> **Assignment**:
Search the entries below for the string "không" and copy the lines that hold it.

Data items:
================================
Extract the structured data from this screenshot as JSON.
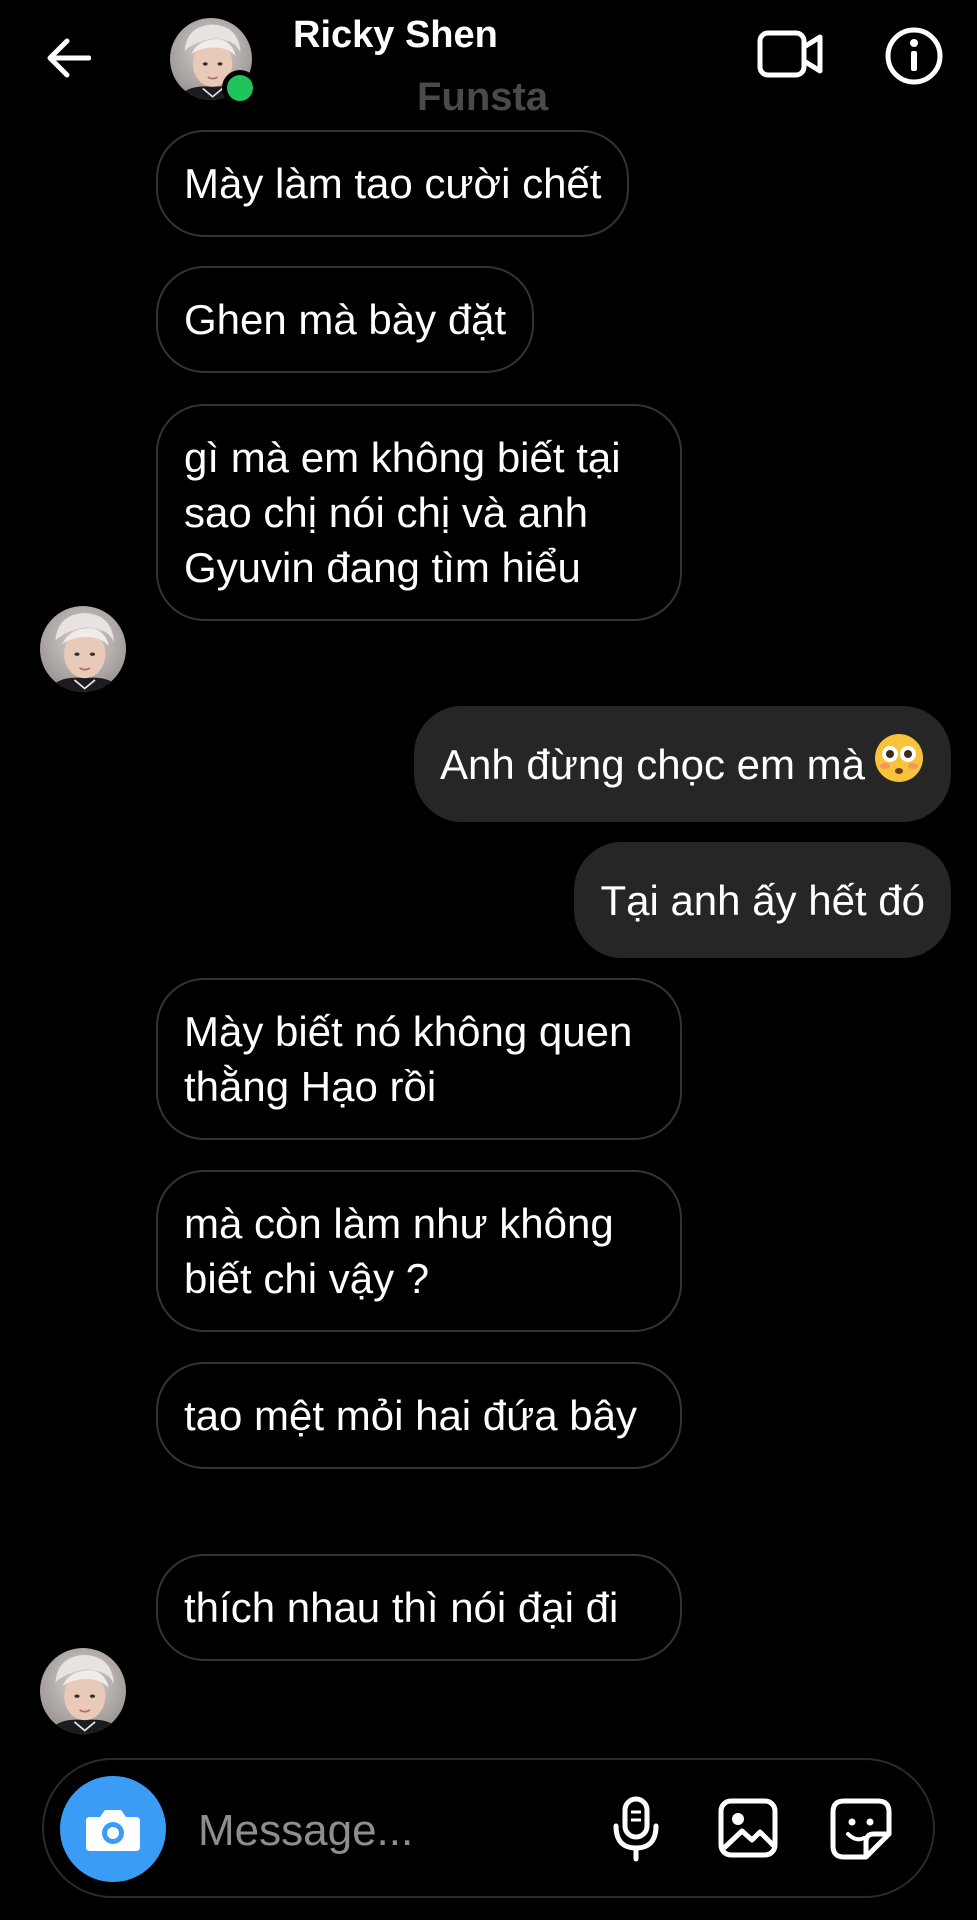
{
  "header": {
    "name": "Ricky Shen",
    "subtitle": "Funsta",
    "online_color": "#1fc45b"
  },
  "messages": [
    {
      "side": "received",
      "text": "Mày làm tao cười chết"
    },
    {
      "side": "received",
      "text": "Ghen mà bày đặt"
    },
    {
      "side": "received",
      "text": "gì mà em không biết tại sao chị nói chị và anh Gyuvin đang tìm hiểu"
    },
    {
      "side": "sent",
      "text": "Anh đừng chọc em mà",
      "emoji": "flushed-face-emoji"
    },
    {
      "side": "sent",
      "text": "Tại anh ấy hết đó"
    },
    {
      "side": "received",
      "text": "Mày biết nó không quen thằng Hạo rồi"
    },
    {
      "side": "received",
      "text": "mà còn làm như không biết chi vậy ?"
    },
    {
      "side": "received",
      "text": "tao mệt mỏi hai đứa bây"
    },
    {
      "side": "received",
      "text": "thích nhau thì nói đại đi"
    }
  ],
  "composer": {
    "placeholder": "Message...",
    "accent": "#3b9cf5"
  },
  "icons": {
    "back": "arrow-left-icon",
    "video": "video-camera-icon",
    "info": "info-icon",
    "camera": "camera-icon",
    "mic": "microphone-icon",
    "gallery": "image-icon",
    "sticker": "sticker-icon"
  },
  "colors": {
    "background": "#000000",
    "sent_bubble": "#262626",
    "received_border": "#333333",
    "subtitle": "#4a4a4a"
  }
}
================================
> **Exercise response**:
      "text": "gì mà em không biết tại sao chị nói chị và anh Gyuvin đang tìm hiểu"
      "text": "Mày biết nó không quen thằng Hạo rồi"
      "text": "mà còn làm như không biết chi vậy ?"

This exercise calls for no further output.